**Work to be completed**
Images excepted, the data below must be repeated exactly.

**Supplied material**
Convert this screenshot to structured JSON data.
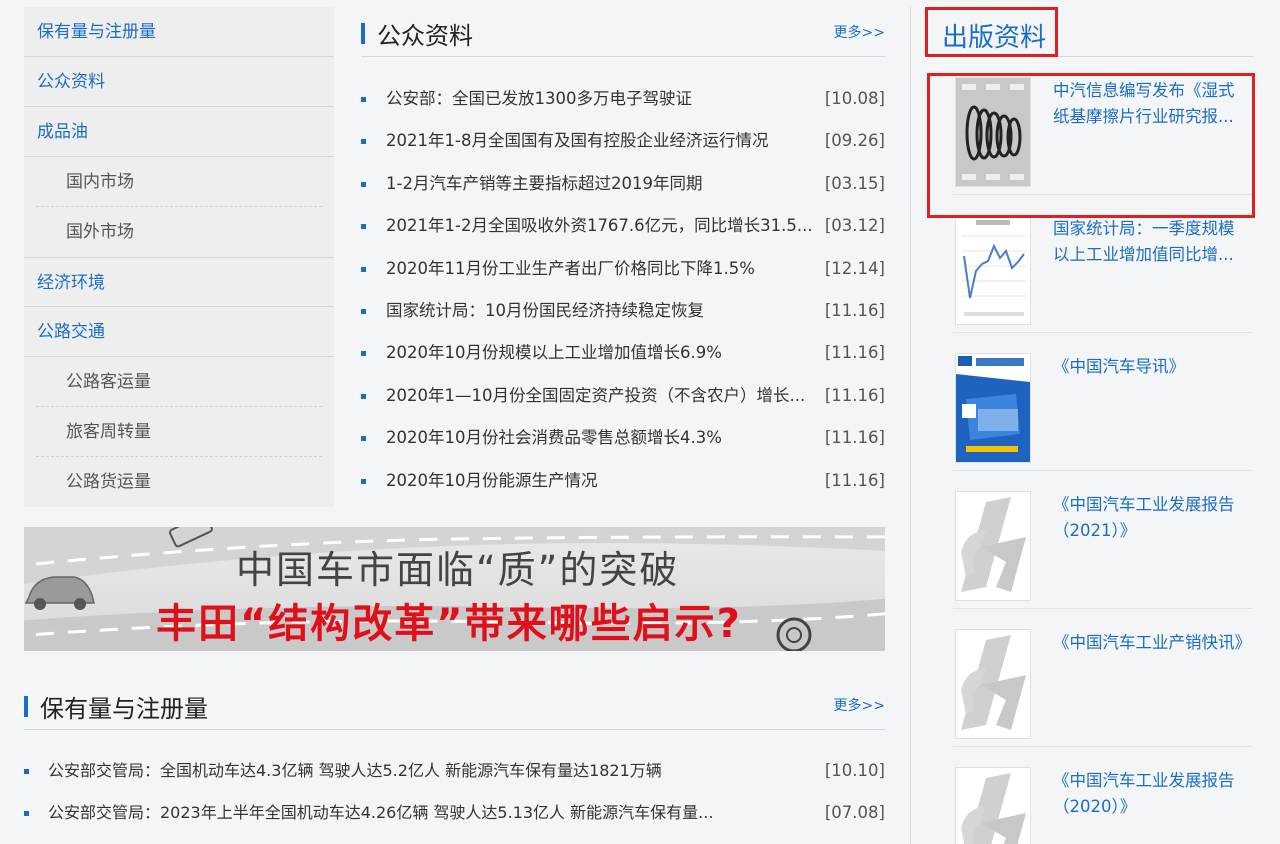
{
  "sidebar": {
    "items": [
      {
        "label": "保有量与注册量",
        "type": "main"
      },
      {
        "label": "公众资料",
        "type": "main"
      },
      {
        "label": "成品油",
        "type": "main"
      },
      {
        "label": "国内市场",
        "type": "sub"
      },
      {
        "label": "国外市场",
        "type": "sub"
      },
      {
        "label": "经济环境",
        "type": "main"
      },
      {
        "label": "公路交通",
        "type": "main"
      },
      {
        "label": "公路客运量",
        "type": "sub"
      },
      {
        "label": "旅客周转量",
        "type": "sub"
      },
      {
        "label": "公路货运量",
        "type": "sub"
      }
    ]
  },
  "news": {
    "title": "公众资料",
    "more": "更多>>",
    "items": [
      {
        "text": "公安部：全国已发放1300多万电子驾驶证",
        "date": "[10.08]"
      },
      {
        "text": "2021年1-8月全国国有及国有控股企业经济运行情况",
        "date": "[09.26]"
      },
      {
        "text": "1-2月汽车产销等主要指标超过2019年同期",
        "date": "[03.15]"
      },
      {
        "text": "2021年1-2月全国吸收外资1767.6亿元，同比增长31.5...",
        "date": "[03.12]"
      },
      {
        "text": "2020年11月份工业生产者出厂价格同比下降1.5%",
        "date": "[12.14]"
      },
      {
        "text": "国家统计局：10月份国民经济持续稳定恢复",
        "date": "[11.16]"
      },
      {
        "text": "2020年10月份规模以上工业增加值增长6.9%",
        "date": "[11.16]"
      },
      {
        "text": "2020年1—10月份全国固定资产投资（不含农户）增长...",
        "date": "[11.16]"
      },
      {
        "text": "2020年10月份社会消费品零售总额增长4.3%",
        "date": "[11.16]"
      },
      {
        "text": "2020年10月份能源生产情况",
        "date": "[11.16]"
      }
    ]
  },
  "banner": {
    "line1": "中国车市面临“质”的突破",
    "line2": "丰田“结构改革”带来哪些启示?"
  },
  "bottom": {
    "title": "保有量与注册量",
    "more": "更多>>",
    "items": [
      {
        "text": "公安部交管局：全国机动车达4.3亿辆 驾驶人达5.2亿人 新能源汽车保有量达1821万辆",
        "date": "[10.10]"
      },
      {
        "text": "公安部交管局：2023年上半年全国机动车达4.26亿辆 驾驶人达5.13亿人 新能源汽车保有量...",
        "date": "[07.08]"
      }
    ]
  },
  "publications": {
    "title": "出版资料",
    "items": [
      {
        "text": "中汽信息编写发布《湿式纸基摩擦片行业研究报...",
        "thumb": "friction-plate-image"
      },
      {
        "text": "国家统计局：一季度规模以上工业增加值同比增...",
        "thumb": "line-chart-image"
      },
      {
        "text": "《中国汽车导讯》",
        "thumb": "magazine-cover-image"
      },
      {
        "text": "《中国汽车工业发展报告（2021）》",
        "thumb": "cm-logo-image"
      },
      {
        "text": "《中国汽车工业产销快讯》",
        "thumb": "cm-logo-image"
      },
      {
        "text": "《中国汽车工业发展报告（2020）》",
        "thumb": "cm-logo-image"
      }
    ]
  },
  "colors": {
    "accent": "#1a6dc7",
    "highlight": "#e02020",
    "banner_red": "#e0101a"
  }
}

**Expected output**
Convert this screenshot to structured JSON data.
{
  "sidebar": {
    "items": [
      {
        "label": "保有量与注册量",
        "type": "main"
      },
      {
        "label": "公众资料",
        "type": "main"
      },
      {
        "label": "成品油",
        "type": "main"
      },
      {
        "label": "国内市场",
        "type": "sub"
      },
      {
        "label": "国外市场",
        "type": "sub"
      },
      {
        "label": "经济环境",
        "type": "main"
      },
      {
        "label": "公路交通",
        "type": "main"
      },
      {
        "label": "公路客运量",
        "type": "sub"
      },
      {
        "label": "旅客周转量",
        "type": "sub"
      },
      {
        "label": "公路货运量",
        "type": "sub"
      }
    ]
  },
  "news": {
    "title": "公众资料",
    "more": "更多>>",
    "items": [
      {
        "text": "公安部：全国已发放1300多万电子驾驶证",
        "date": "[10.08]"
      },
      {
        "text": "2021年1-8月全国国有及国有控股企业经济运行情况",
        "date": "[09.26]"
      },
      {
        "text": "1-2月汽车产销等主要指标超过2019年同期",
        "date": "[03.15]"
      },
      {
        "text": "2021年1-2月全国吸收外资1767.6亿元，同比增长31.5...",
        "date": "[03.12]"
      },
      {
        "text": "2020年11月份工业生产者出厂价格同比下降1.5%",
        "date": "[12.14]"
      },
      {
        "text": "国家统计局：10月份国民经济持续稳定恢复",
        "date": "[11.16]"
      },
      {
        "text": "2020年10月份规模以上工业增加值增长6.9%",
        "date": "[11.16]"
      },
      {
        "text": "2020年1—10月份全国固定资产投资（不含农户）增长...",
        "date": "[11.16]"
      },
      {
        "text": "2020年10月份社会消费品零售总额增长4.3%",
        "date": "[11.16]"
      },
      {
        "text": "2020年10月份能源生产情况",
        "date": "[11.16]"
      }
    ]
  },
  "banner": {
    "line1": "中国车市面临“质”的突破",
    "line2": "丰田“结构改革”带来哪些启示?"
  },
  "bottom": {
    "title": "保有量与注册量",
    "more": "更多>>",
    "items": [
      {
        "text": "公安部交管局：全国机动车达4.3亿辆 驾驶人达5.2亿人 新能源汽车保有量达1821万辆",
        "date": "[10.10]"
      },
      {
        "text": "公安部交管局：2023年上半年全国机动车达4.26亿辆 驾驶人达5.13亿人 新能源汽车保有量...",
        "date": "[07.08]"
      }
    ]
  },
  "publications": {
    "title": "出版资料",
    "items": [
      {
        "text": "中汽信息编写发布《湿式纸基摩擦片行业研究报...",
        "thumb": "friction-plate-image"
      },
      {
        "text": "国家统计局：一季度规模以上工业增加值同比增...",
        "thumb": "line-chart-image"
      },
      {
        "text": "《中国汽车导讯》",
        "thumb": "magazine-cover-image"
      },
      {
        "text": "《中国汽车工业发展报告（2021）》",
        "thumb": "cm-logo-image"
      },
      {
        "text": "《中国汽车工业产销快讯》",
        "thumb": "cm-logo-image"
      },
      {
        "text": "《中国汽车工业发展报告（2020）》",
        "thumb": "cm-logo-image"
      }
    ]
  },
  "colors": {
    "accent": "#1a6dc7",
    "highlight": "#e02020",
    "banner_red": "#e0101a"
  }
}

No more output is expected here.